Children's books author and illustrator Natalie Babbitt died today at the age of 84. She lived in Hamden, CT with her husband, Samuel Fisher Babbitt. A publicist from Macmillan Children's Publishing Group confirmed her death in an email to Bustle, but could provide no additional details.
Babbitt is best known for her 1976 novel Tuck Everlasting, which eventually served as the basis for a movie and Broadway show of the same name. The book, which celebrated its 40th anniversary in 2015, has sold over 3.5 million copies since publication. Babbitt was also awarded a Newbery Honor in 1961 for her work on Knee-knock Rise, and in 1975, she was a National Book Award finalist for The Devil's Storybook.

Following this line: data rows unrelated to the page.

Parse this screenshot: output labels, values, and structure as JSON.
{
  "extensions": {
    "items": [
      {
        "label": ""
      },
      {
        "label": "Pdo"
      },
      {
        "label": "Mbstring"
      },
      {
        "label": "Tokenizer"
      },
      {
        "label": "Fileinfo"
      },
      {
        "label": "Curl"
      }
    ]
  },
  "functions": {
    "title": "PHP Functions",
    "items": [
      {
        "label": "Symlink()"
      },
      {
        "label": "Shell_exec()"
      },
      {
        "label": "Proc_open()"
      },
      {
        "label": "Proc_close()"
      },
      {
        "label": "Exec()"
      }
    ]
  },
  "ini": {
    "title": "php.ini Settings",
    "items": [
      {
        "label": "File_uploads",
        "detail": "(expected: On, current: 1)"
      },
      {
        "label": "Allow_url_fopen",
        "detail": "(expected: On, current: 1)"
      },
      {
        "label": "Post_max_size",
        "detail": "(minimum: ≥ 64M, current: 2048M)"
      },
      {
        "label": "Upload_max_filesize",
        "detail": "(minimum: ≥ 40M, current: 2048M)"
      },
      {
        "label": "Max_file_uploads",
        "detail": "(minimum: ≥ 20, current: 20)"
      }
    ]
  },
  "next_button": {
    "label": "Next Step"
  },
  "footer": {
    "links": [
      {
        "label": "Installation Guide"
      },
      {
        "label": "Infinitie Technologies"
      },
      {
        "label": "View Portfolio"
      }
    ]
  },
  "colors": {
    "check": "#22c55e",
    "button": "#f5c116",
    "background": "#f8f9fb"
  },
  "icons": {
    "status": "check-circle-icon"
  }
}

Born in Dayton, Ohio, in 1932, Babbitt spent her childhood drawing and reading fairytales. Her mother, she wrote on the Scholastic website, gave her art lessons, and Babbitt grew up wanting to be an illustrator, a goal she eventually achieved. She went on to study art at the Laurel School in Cleveland and at Smith College.
After graduation, she married Samuel Fisher Babbitt, and they had three children together: Christopher, Tom, and Lucy. Samuel Fisher Babbitt was actually the first of the pair to try his hand at writing. He took some time from his academic career to write a novel, but he didn't enjoy the hours. Babbitt's sister also tried her hand at a comic novel, but discovered she would need to do some substantial rewrites. From their mistakes, Natalie Babbitt learned that you have to give writing your undivided attention. Years later, she would put that knowledge to good use.
In 1966, Babbitt first flexed her muscles as an illustrator on The Forty-ninth Magician, a book written by her husband. She continued to write and draw children's stories, even when her husband became to busy to continue writing. In 1967, she released her first solo book: Dick Foote and the Shark. A career was born.
In 1976, she released her most famous work: Tuck Everlasting, which circled around a young girl named Winnie Foster and the immortal Tuck family. When Winnie, just 11 years old, meets "17-year-old" Jesse Tuck, a friendship quickly blossoms. He introduces her to the magical spring that grants eternal life to its drinkers. The tale is a gorgeously wrought story about life, death, and the strange sadness of immortality. The book has never been out of print since its original publication.
Her tireless work to create introspective, thoughtful, beautiful works for children and young adults inspired countless authors, editors, illustrations, and readers to live life fully and wondrously — just like Winnie.
More to come...